How do you communicate the concept of "being comfortable with ambiguous, uncertain working conditions" across the vast cultural divide of the absolute North and the easily adaptable East?

I, myself, have just had my assumptions about the BoP, in context of consumer marketing, jolted from their very foundations. Reading this post by Maneno, where he points out the obvious now that he's shown it to us, which is:

It does indeed seem like it's a good idea, doesn't it? But how will
this really help people? Issues in Africa aren't due to a lack of
information for people living there, as that is spread quite readily,
but more due to a lack of outside communication. It's a one-sided,
one-way communication for some group from Norther America or Europe to
dump something like this on a people.

The issue is that it's short term, scatter shot
thinking to just send a device like this to Africa. Yes, it could give
knowledge to the next William Kamkwamba,
but it is much better if someone comes from the continent, sees the
device, thinks it is indeed a good idea and takes one back to share
with people. Others see it, agree and have more sent in. That is more
of what is needed, Africans making the decision as to which technology
they think is appropriate for them. I believe the term often used is,
"supply and demand". I know, it's revolutionary.

It struck me that there's a missing skillset of creative information technology hacking required to adapt the products to the local market or create indigenously designed innovative solutions. Or so we assumed, until Maneno pointed out the obvious.
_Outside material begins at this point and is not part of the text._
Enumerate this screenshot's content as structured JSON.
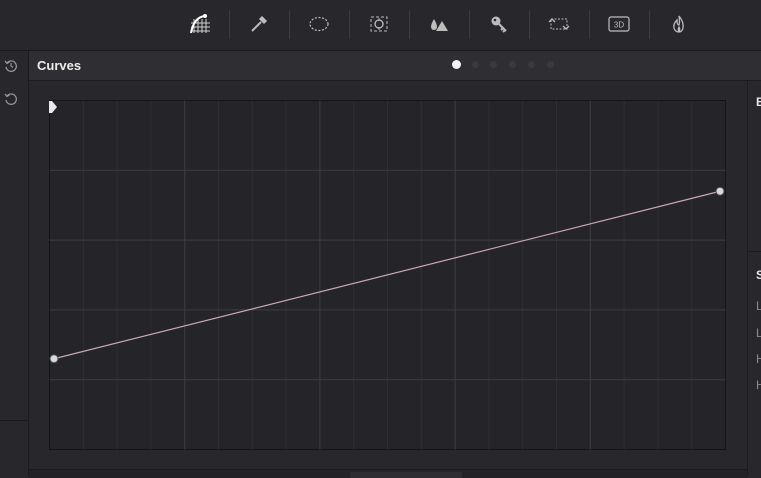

Nobody ever asked the poor African or Indian children whether they wanted a laptop at all?

This entry was posted in Bottom of the pyramid/Poverty, Business, Culture & research, Ethics, Minimal footprint, pay as you go economy, Strategy. Bookmark the permalink.